- [WHAT TO DO]:
Count the lines below that hold "data". Give the number without comment.

- [SUPPLIED MATERIAL]:
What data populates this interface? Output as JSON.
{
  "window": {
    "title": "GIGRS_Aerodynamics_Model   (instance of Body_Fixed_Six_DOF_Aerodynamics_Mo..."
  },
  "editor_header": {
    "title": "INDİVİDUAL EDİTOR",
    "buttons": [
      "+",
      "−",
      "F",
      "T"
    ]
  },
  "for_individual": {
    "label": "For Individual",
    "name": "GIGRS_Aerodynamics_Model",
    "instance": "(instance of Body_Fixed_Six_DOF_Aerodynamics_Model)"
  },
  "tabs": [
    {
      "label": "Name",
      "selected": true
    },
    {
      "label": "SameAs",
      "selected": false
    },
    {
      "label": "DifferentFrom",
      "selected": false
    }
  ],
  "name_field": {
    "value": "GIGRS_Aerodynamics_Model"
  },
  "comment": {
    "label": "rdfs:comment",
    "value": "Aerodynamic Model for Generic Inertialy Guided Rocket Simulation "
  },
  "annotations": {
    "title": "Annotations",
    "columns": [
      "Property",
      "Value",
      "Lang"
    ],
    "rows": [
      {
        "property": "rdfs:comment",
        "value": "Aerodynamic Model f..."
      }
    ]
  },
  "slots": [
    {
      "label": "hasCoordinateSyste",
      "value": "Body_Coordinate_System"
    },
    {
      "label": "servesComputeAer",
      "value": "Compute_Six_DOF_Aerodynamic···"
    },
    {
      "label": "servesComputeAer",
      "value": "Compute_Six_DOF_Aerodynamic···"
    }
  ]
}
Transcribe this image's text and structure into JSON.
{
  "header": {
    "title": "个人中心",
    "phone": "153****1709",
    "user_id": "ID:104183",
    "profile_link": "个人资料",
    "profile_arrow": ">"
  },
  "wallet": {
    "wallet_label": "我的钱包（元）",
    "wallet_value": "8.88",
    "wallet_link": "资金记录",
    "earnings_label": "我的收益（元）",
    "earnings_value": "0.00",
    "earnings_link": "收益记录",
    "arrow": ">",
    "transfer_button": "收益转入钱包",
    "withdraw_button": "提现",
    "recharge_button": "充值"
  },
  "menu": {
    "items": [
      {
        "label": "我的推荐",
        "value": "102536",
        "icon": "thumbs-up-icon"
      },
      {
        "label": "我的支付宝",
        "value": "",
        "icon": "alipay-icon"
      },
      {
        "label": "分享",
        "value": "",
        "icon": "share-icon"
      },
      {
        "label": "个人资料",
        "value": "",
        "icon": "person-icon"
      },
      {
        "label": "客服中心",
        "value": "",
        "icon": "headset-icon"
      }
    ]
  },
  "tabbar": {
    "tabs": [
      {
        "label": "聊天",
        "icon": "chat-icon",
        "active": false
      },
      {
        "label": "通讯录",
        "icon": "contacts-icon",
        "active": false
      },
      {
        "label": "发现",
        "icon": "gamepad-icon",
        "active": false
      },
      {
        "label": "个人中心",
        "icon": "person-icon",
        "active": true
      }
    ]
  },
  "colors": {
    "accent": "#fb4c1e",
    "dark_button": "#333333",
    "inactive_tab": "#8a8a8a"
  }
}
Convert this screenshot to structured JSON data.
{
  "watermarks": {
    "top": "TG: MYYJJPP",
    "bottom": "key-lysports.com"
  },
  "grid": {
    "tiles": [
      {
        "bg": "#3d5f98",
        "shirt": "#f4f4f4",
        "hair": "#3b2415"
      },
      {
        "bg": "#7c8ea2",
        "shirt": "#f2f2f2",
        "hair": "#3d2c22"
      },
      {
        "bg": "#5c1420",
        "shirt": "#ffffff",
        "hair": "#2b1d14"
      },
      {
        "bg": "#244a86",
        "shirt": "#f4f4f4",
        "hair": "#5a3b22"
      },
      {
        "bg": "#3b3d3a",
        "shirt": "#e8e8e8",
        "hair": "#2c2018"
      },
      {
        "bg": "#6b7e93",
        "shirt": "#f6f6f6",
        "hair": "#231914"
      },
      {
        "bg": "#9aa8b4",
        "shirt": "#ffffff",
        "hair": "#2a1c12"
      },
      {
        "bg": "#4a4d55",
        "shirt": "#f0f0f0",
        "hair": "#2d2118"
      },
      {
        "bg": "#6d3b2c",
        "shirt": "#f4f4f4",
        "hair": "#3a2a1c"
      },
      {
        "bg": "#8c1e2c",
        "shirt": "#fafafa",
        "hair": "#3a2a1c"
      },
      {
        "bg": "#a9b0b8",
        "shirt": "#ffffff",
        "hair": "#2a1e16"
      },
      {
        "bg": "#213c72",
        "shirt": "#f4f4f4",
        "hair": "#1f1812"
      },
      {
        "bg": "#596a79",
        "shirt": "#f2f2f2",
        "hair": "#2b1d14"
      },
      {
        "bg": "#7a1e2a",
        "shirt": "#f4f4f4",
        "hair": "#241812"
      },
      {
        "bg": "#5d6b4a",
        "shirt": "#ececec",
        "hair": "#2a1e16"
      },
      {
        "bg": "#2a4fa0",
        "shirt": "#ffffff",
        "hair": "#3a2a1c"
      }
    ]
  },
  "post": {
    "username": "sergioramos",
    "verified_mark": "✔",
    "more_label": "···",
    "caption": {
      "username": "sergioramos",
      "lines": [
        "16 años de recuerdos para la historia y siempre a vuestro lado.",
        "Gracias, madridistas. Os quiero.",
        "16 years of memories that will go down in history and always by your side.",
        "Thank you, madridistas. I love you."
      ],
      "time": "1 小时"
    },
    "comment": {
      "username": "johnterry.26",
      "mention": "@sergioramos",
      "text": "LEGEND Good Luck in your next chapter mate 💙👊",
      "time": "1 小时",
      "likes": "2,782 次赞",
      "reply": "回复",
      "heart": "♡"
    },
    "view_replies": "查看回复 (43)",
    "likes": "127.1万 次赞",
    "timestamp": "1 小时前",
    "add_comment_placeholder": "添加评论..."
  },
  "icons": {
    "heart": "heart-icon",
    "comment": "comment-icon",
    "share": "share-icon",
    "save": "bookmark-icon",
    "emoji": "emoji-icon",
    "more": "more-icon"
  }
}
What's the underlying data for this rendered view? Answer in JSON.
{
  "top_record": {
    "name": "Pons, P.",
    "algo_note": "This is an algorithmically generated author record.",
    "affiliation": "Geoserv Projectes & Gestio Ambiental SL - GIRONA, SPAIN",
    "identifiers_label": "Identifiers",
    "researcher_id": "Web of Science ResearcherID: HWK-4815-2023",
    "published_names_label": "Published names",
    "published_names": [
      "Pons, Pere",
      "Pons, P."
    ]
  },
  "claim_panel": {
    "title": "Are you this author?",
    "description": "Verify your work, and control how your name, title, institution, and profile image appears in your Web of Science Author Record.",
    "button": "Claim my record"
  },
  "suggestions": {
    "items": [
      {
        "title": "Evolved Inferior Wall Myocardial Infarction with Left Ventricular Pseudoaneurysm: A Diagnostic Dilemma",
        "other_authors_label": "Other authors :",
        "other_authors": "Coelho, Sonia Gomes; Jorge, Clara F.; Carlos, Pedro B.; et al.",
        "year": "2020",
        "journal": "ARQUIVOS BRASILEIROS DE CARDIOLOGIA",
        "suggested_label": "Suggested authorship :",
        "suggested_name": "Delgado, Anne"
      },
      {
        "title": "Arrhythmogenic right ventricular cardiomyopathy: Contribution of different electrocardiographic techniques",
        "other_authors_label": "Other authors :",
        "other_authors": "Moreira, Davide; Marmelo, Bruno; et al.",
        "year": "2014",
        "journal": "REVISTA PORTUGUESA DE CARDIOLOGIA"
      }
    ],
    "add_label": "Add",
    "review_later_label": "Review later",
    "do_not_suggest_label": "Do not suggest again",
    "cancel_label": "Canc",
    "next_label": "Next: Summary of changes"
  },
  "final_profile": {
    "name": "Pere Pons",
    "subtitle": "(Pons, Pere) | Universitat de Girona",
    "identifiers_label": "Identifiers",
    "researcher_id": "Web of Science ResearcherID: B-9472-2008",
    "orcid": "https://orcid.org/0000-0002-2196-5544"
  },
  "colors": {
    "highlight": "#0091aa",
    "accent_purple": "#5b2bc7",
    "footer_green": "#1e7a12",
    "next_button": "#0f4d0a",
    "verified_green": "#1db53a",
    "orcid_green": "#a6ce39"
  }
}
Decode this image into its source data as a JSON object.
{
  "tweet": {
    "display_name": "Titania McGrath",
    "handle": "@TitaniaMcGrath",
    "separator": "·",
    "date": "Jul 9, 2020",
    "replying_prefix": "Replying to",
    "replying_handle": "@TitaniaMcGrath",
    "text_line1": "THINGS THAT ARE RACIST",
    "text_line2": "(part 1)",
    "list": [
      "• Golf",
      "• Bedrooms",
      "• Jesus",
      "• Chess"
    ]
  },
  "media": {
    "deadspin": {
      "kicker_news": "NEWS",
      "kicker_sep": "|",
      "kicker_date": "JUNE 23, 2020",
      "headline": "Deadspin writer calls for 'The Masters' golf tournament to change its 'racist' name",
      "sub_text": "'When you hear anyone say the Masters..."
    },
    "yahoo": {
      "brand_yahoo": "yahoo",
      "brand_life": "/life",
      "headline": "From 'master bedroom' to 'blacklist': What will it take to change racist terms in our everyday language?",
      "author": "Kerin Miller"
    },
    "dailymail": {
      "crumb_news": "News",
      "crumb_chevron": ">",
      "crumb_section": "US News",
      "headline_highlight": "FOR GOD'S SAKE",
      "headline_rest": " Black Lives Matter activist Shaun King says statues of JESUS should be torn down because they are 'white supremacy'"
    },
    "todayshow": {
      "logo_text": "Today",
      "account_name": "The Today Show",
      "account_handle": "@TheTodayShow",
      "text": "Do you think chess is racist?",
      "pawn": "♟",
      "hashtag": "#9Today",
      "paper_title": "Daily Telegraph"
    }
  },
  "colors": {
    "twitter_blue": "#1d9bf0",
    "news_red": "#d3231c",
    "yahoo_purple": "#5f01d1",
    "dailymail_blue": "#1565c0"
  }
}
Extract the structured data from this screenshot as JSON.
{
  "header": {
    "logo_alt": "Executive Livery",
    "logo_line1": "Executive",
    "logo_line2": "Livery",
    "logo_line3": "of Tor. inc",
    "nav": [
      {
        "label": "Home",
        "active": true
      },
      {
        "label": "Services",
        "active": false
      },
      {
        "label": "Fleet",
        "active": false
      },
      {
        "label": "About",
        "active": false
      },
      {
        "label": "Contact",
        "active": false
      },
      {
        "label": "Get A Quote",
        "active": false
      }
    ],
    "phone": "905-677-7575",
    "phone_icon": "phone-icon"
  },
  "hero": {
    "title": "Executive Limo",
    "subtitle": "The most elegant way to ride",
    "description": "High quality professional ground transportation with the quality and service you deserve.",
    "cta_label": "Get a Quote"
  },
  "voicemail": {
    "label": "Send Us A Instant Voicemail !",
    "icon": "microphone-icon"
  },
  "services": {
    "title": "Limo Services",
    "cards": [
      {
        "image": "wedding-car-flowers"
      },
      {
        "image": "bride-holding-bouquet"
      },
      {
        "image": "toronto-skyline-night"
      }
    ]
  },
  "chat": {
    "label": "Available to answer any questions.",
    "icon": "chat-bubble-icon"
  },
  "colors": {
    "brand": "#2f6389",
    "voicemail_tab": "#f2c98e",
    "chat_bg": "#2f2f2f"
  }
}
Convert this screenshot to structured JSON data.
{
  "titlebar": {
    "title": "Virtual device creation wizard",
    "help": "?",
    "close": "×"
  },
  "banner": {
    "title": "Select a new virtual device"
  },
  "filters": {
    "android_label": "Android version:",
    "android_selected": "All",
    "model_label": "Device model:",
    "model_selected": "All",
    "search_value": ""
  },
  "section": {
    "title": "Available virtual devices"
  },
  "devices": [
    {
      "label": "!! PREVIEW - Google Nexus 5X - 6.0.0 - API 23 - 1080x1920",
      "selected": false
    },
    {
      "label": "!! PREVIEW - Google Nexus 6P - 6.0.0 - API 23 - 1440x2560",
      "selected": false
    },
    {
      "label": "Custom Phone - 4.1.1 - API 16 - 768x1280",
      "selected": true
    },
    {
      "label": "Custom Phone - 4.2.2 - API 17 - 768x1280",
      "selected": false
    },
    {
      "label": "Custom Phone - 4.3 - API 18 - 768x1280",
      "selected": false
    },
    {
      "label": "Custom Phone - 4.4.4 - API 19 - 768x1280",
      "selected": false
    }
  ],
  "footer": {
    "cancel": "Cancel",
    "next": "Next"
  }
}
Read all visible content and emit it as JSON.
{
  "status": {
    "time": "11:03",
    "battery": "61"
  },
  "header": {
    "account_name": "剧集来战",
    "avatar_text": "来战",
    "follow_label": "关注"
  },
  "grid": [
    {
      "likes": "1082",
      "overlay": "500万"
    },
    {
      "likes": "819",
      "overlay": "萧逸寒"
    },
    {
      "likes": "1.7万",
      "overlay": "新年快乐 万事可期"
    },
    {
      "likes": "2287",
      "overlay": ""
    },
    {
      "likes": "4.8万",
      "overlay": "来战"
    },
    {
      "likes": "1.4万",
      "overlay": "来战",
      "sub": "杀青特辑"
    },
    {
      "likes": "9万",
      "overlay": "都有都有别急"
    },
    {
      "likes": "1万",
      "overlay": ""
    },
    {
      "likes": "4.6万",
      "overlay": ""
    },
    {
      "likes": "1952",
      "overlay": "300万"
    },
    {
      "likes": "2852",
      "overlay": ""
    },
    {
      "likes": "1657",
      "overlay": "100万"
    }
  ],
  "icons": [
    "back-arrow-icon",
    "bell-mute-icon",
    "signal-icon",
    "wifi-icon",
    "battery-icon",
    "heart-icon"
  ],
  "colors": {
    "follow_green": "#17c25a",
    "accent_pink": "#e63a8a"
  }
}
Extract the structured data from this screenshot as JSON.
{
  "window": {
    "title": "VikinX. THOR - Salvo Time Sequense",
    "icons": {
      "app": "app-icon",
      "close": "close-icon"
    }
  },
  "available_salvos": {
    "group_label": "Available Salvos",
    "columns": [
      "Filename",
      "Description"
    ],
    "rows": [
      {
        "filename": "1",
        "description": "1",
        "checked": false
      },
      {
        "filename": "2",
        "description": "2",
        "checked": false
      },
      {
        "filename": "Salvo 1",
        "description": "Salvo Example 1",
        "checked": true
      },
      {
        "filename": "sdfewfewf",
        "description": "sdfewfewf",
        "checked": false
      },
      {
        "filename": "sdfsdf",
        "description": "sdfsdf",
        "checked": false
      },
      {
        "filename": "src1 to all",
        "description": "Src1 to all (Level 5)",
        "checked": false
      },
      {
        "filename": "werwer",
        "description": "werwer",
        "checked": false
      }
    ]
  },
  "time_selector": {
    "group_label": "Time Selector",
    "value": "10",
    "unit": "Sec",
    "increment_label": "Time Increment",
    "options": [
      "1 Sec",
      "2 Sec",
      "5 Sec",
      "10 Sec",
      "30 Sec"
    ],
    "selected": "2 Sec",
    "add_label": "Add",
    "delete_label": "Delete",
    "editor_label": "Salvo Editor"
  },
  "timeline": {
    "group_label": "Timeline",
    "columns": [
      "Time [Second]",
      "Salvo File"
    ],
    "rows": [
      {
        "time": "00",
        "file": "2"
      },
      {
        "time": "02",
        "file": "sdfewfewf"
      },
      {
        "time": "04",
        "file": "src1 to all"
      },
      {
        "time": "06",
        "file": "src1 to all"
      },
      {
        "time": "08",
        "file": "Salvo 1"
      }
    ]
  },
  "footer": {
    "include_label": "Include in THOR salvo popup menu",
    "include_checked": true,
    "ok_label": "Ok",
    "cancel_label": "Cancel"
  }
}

- [ANSWER SECTION]:
7